Julia is a new programming language that offers a unique combination of performance and productivity. Its powerful features, friendly syntax, and speed are attracting a growing number of adopters from Python, R, and Matlab, effectively raising the bar for modern general and scientific computing. After six years in the making, Julia has reached version 1.0. Now is the perfect time to learn it, due to its large-scale adoption across a wide range of domains, including fintech, biotech, education, and AI. Beginning with an introduction to the language, Julia Programming Projects goes on to illustrate how to analyze the Iris dataset using DataFrames. You will explore functions and the type system, methods, and multiple dispatch while building a web scraper and a web app. Next, you'll delve into machine learning, where you'll build a books recommender system. You will also see how to apply unsupervised machine learning to perform clustering on the San Francisco business database. After metaprogramming, the final chapters will discuss dates and time, time series analysis, visualization, and forecasting. We'll close with package development, documenting, testing and benchmarking.
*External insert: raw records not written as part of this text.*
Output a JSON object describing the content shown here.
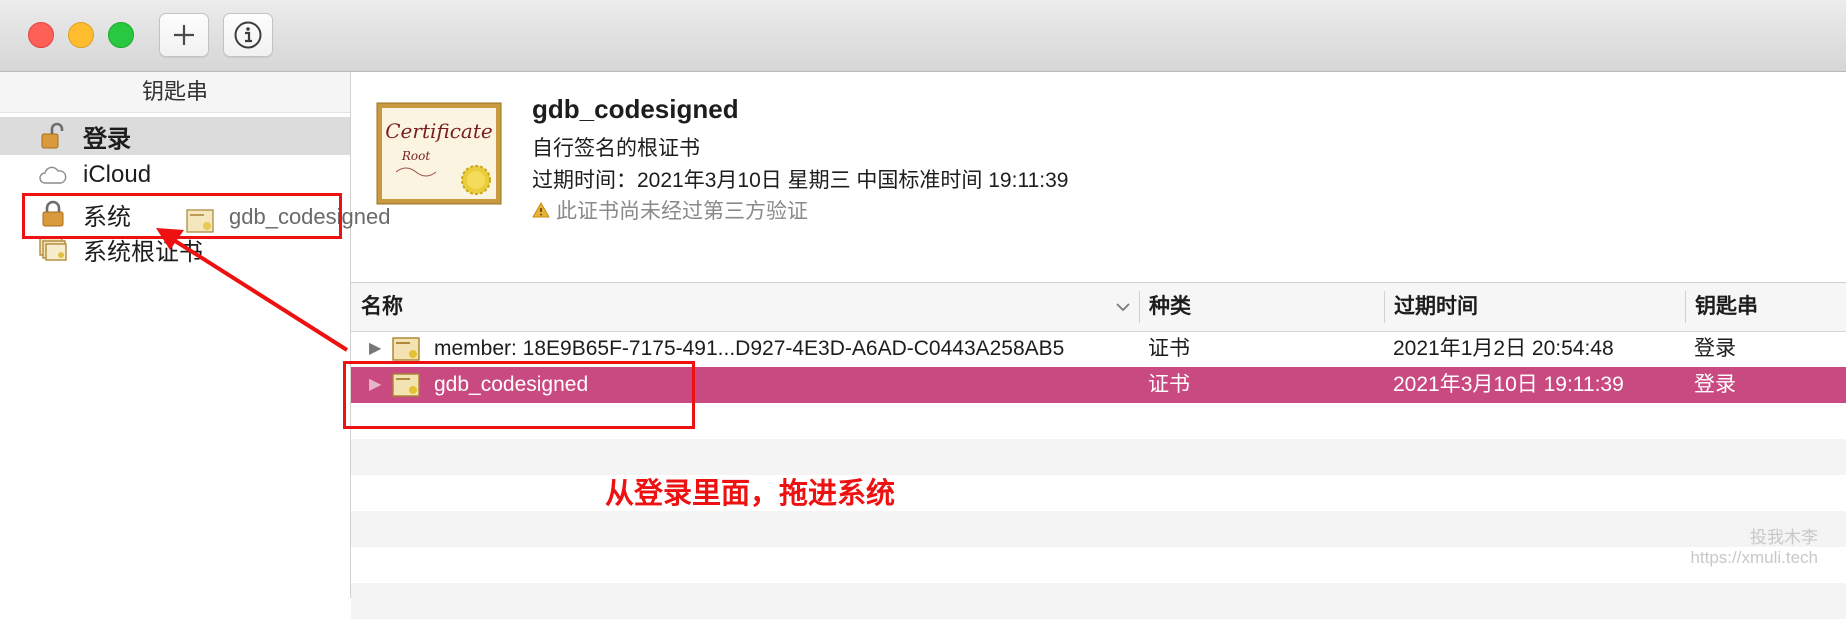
{
  "toolbar": {
    "add_icon": "plus-icon",
    "info_icon": "info-icon"
  },
  "sidebar": {
    "header": "钥匙串",
    "items": [
      {
        "label": "登录",
        "icon": "lock-open-icon"
      },
      {
        "label": "iCloud",
        "icon": "cloud-icon"
      },
      {
        "label": "系统",
        "icon": "lock-icon"
      },
      {
        "label": "系统根证书",
        "icon": "certificates-icon"
      }
    ]
  },
  "info": {
    "title": "gdb_codesigned",
    "subtitle": "自行签名的根证书",
    "expiry": "过期时间：2021年3月10日 星期三 中国标准时间 19:11:39",
    "warning": "此证书尚未经过第三方验证"
  },
  "table": {
    "columns": [
      "名称",
      "种类",
      "过期时间",
      "钥匙串"
    ],
    "rows": [
      {
        "name": "member: 18E9B65F-7175-491...D927-4E3D-A6AD-C0443A258AB5",
        "kind": "证书",
        "expires": "2021年1月2日 20:54:48",
        "keychain": "登录"
      },
      {
        "name": "gdb_codesigned",
        "kind": "证书",
        "expires": "2021年3月10日 19:11:39",
        "keychain": "登录"
      }
    ]
  },
  "drag_ghost": {
    "label": "gdb_codesigned"
  },
  "annotation": {
    "text": "从登录里面，拖进系统",
    "color": "#ee1111"
  },
  "watermark": {
    "line1": "投我木李",
    "line2": "https://xmuli.tech"
  },
  "colors": {
    "selection": "#c94a80",
    "annotation": "#ee1111"
  }
}
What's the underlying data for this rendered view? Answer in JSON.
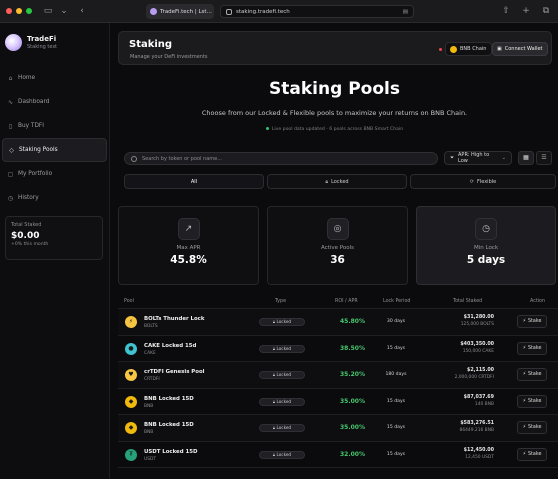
{
  "browser": {
    "tab_title": "TradeFi.tech | Lst...",
    "url": "staking.tradefi.tech"
  },
  "brand": {
    "name": "TradeFi",
    "subtitle": "Staking test"
  },
  "sidebar": {
    "items": [
      {
        "label": "Home",
        "icon": "home-icon"
      },
      {
        "label": "Dashboard",
        "icon": "chart-icon"
      },
      {
        "label": "Buy TDFI",
        "icon": "cart-icon"
      },
      {
        "label": "Staking Pools",
        "icon": "layers-icon",
        "active": true
      },
      {
        "label": "My Portfolio",
        "icon": "wallet-icon"
      },
      {
        "label": "History",
        "icon": "clock-icon"
      }
    ],
    "staked": {
      "label": "Total Staked",
      "value": "$0.00",
      "sub": "+0% this month"
    }
  },
  "header": {
    "title": "Staking",
    "subtitle": "Manage your DeFi investments",
    "chain": "BNB Chain",
    "connect": "Connect Wallet"
  },
  "hero": {
    "title": "Staking Pools",
    "subtitle": "Choose from our Locked & Flexible pools to maximize your returns on BNB Chain.",
    "note": "Live pool data updated · 6 pools across BNB Smart Chain"
  },
  "search": {
    "placeholder": "Search by token or pool name..."
  },
  "sort": {
    "label": "APR: High to Low"
  },
  "filters": [
    {
      "label": "All",
      "active": true
    },
    {
      "label": "Locked",
      "active": false
    },
    {
      "label": "Flexible",
      "active": false
    }
  ],
  "stats": [
    {
      "label": "Max APR",
      "value": "45.8%",
      "icon": "trend-up-icon"
    },
    {
      "label": "Active Pools",
      "value": "36",
      "icon": "target-icon"
    },
    {
      "label": "Min Lock",
      "value": "5 days",
      "icon": "clock-icon"
    }
  ],
  "table": {
    "headers": [
      "Pool",
      "Type",
      "ROI / APR",
      "Lock Period",
      "Total Staked",
      "Action"
    ],
    "rows": [
      {
        "name": "BOLTs Thunder Lock",
        "symbol": "BOLTS",
        "type": "Locked",
        "apr": "45.80%",
        "lock": "30 days",
        "staked": "$31,280.00",
        "staked_sub": "125,000 BOLTS",
        "color": "#f5c542",
        "glyph": "⚡",
        "action": "Stake"
      },
      {
        "name": "CAKE Locked 15d",
        "symbol": "CAKE",
        "type": "Locked",
        "apr": "38.50%",
        "lock": "15 days",
        "staked": "$403,350.00",
        "staked_sub": "150,000 CAKE",
        "color": "#3ec3d0",
        "glyph": "●",
        "action": "Stake"
      },
      {
        "name": "crTDFI Genesis Pool",
        "symbol": "CRTDFI",
        "type": "Locked",
        "apr": "35.20%",
        "lock": "180 days",
        "staked": "$2,115.00",
        "staked_sub": "2,000,000 CRTDFI",
        "color": "#f7c744",
        "glyph": "♥",
        "action": "Stake"
      },
      {
        "name": "BNB Locked 15D",
        "symbol": "BNB",
        "type": "Locked",
        "apr": "35.00%",
        "lock": "15 days",
        "staked": "$87,037.69",
        "staked_sub": "140 BNB",
        "color": "#f0b90b",
        "glyph": "◆",
        "action": "Stake"
      },
      {
        "name": "BNB Locked 15D",
        "symbol": "BNB",
        "type": "Locked",
        "apr": "35.00%",
        "lock": "15 days",
        "staked": "$583,276.51",
        "staked_sub": "86449.216 BNB",
        "color": "#f0b90b",
        "glyph": "◆",
        "action": "Stake"
      },
      {
        "name": "USDT Locked 15D",
        "symbol": "USDT",
        "type": "Locked",
        "apr": "32.00%",
        "lock": "15 days",
        "staked": "$12,450.00",
        "staked_sub": "12,450 USDT",
        "color": "#26a17b",
        "glyph": "₮",
        "action": "Stake"
      }
    ]
  },
  "colors": {
    "accent_green": "#46c86e",
    "bnb": "#f0b90b",
    "status_red": "#e5484d"
  }
}
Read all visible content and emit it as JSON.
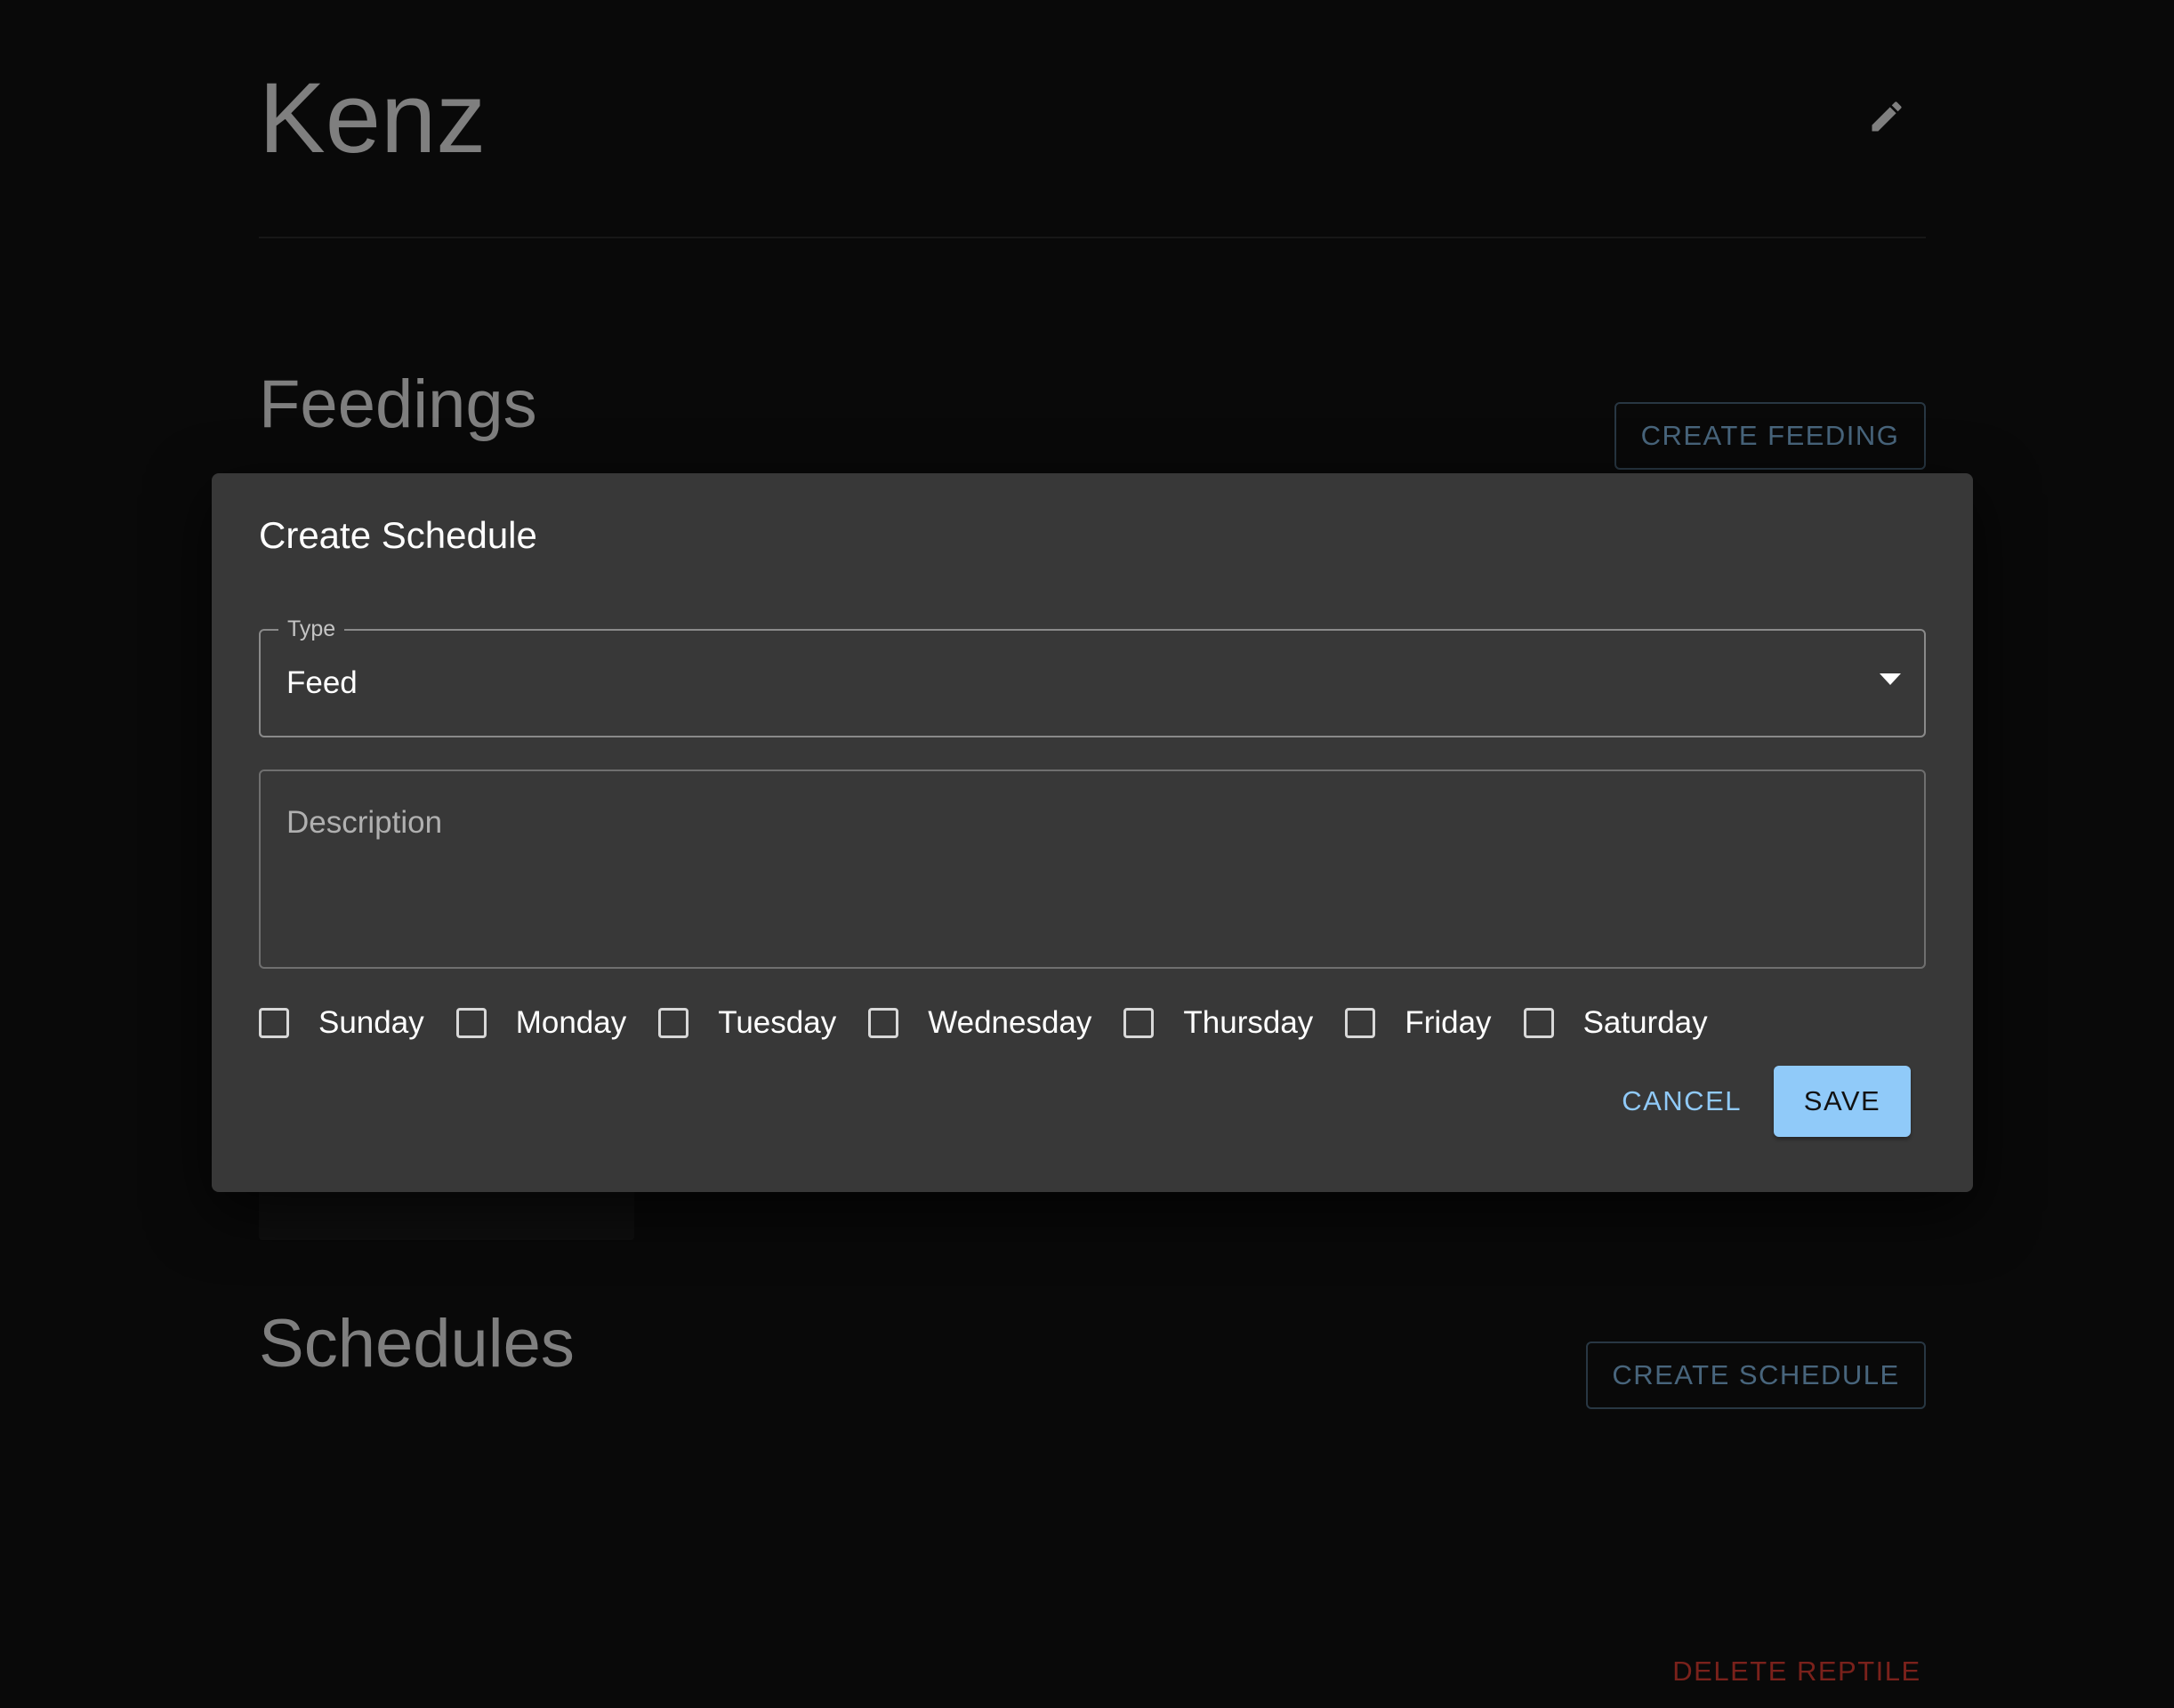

By the end of the book, you will have gained the practical knowledge to build real-world applications in Julia.
Table of Contents (19 chapters)
Title Page
Copyright and Credits
About Packt

Constructing dates and times

In order to construct new date/time objects representing the current date or time, Julia provides two helper functions, now and today. Let's look at some examples in the read-eval-print loop (REPL):

julia> using Dates 
julia> d = today() 

julia> typeof(d) 

julia> dt = now() 

julia> dt |> typeof 

julia> t = Dates.Time(now()) 

julia> typeof(t) 

The now function can also accept an additional argument to return the UTC time (without local adjustments for daylight savings):

julia> now(UTC) 

Internally, all the types wrap an Int64 value that can be accessed through the instant field:

julia> dt.instant 
Dates.UTInstant{Millisecond}(63677378014868 milliseconds) 

julia> t.instant 
75147529000000 nanoseconds 

julia> d.instant 
Dates.UTInstant{Day}(737006 days)

The instant property of the objects reflects the precision level of each type...